▸ **EXERCISE DETAILS**
Please print every record that follows, keeping each one exactly as it is.
*** MATERIAL FOR THE TASK
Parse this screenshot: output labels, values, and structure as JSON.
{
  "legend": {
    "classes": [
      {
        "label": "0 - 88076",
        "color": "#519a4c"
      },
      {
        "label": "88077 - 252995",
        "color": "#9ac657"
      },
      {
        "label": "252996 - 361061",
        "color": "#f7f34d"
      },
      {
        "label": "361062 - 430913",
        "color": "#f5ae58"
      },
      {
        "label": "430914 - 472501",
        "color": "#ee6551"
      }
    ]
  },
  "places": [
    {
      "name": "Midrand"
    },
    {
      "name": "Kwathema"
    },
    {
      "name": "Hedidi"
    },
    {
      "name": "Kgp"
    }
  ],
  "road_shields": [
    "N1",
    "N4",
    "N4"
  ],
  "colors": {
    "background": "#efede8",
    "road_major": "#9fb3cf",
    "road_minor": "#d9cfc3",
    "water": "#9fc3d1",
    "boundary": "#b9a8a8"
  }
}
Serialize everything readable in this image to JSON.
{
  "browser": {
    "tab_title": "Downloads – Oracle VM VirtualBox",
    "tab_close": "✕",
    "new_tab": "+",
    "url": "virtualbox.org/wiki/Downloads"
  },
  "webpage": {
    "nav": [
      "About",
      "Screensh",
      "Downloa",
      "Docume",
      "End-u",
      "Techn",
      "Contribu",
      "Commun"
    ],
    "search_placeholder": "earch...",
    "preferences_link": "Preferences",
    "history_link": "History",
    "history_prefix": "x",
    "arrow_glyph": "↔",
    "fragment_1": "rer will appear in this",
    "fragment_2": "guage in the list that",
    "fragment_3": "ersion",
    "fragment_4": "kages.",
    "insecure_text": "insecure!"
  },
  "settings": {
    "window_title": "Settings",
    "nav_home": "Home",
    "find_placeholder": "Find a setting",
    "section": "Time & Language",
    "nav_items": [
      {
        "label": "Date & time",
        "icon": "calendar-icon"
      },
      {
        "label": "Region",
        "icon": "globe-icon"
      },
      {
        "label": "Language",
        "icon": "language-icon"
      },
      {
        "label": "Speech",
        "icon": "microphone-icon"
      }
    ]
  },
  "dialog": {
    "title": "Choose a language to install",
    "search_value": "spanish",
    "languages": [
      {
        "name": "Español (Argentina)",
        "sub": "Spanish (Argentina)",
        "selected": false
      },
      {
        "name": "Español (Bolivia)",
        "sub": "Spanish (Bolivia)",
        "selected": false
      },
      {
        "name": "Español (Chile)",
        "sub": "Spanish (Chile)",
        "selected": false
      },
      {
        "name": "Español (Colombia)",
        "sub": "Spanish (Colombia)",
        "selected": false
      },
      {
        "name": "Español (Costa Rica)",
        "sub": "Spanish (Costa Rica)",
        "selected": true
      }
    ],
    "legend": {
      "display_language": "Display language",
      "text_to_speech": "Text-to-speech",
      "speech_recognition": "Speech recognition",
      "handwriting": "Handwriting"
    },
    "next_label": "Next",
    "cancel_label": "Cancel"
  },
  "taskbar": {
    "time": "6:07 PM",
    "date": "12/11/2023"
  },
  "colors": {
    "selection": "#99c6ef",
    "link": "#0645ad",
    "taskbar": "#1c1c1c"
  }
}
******
▸ **ANSWER BOX**
Parse this screenshot: output labels, values, and structure as JSON.
{
  "legend": {
    "classes": [
      {
        "label": "0 - 88076",
        "color": "#519a4c"
      },
      {
        "label": "88077 - 252995",
        "color": "#9ac657"
      },
      {
        "label": "252996 - 361061",
        "color": "#f7f34d"
      },
      {
        "label": "361062 - 430913",
        "color": "#f5ae58"
      },
      {
        "label": "430914 - 472501",
        "color": "#ee6551"
      }
    ]
  },
  "places": [
    {
      "name": "Midrand"
    },
    {
      "name": "Kwathema"
    },
    {
      "name": "Hedidi"
    },
    {
      "name": "Kgp"
    }
  ],
  "road_shields": [
    "N1",
    "N4",
    "N4"
  ],
  "colors": {
    "background": "#efede8",
    "road_major": "#9fb3cf",
    "road_minor": "#d9cfc3",
    "water": "#9fc3d1",
    "boundary": "#b9a8a8"
  }
}
Serialize everything readable in this image to JSON.
{
  "browser": {
    "tab_title": "Downloads – Oracle VM VirtualBox",
    "tab_close": "✕",
    "new_tab": "+",
    "url": "virtualbox.org/wiki/Downloads"
  },
  "webpage": {
    "nav": [
      "About",
      "Screensh",
      "Downloa",
      "Docume",
      "End-u",
      "Techn",
      "Contribu",
      "Commun"
    ],
    "search_placeholder": "earch...",
    "preferences_link": "Preferences",
    "history_link": "History",
    "history_prefix": "x",
    "arrow_glyph": "↔",
    "fragment_1": "rer will appear in this",
    "fragment_2": "guage in the list that",
    "fragment_3": "ersion",
    "fragment_4": "kages.",
    "insecure_text": "insecure!"
  },
  "settings": {
    "window_title": "Settings",
    "nav_home": "Home",
    "find_placeholder": "Find a setting",
    "section": "Time & Language",
    "nav_items": [
      {
        "label": "Date & time",
        "icon": "calendar-icon"
      },
      {
        "label": "Region",
        "icon": "globe-icon"
      },
      {
        "label": "Language",
        "icon": "language-icon"
      },
      {
        "label": "Speech",
        "icon": "microphone-icon"
      }
    ]
  },
  "dialog": {
    "title": "Choose a language to install",
    "search_value": "spanish",
    "languages": [
      {
        "name": "Español (Argentina)",
        "sub": "Spanish (Argentina)",
        "selected": false
      },
      {
        "name": "Español (Bolivia)",
        "sub": "Spanish (Bolivia)",
        "selected": false
      },
      {
        "name": "Español (Chile)",
        "sub": "Spanish (Chile)",
        "selected": false
      },
      {
        "name": "Español (Colombia)",
        "sub": "Spanish (Colombia)",
        "selected": false
      },
      {
        "name": "Español (Costa Rica)",
        "sub": "Spanish (Costa Rica)",
        "selected": true
      }
    ],
    "legend": {
      "display_language": "Display language",
      "text_to_speech": "Text-to-speech",
      "speech_recognition": "Speech recognition",
      "handwriting": "Handwriting"
    },
    "next_label": "Next",
    "cancel_label": "Cancel"
  },
  "taskbar": {
    "time": "6:07 PM",
    "date": "12/11/2023"
  },
  "colors": {
    "selection": "#99c6ef",
    "link": "#0645ad",
    "taskbar": "#1c1c1c"
  }
}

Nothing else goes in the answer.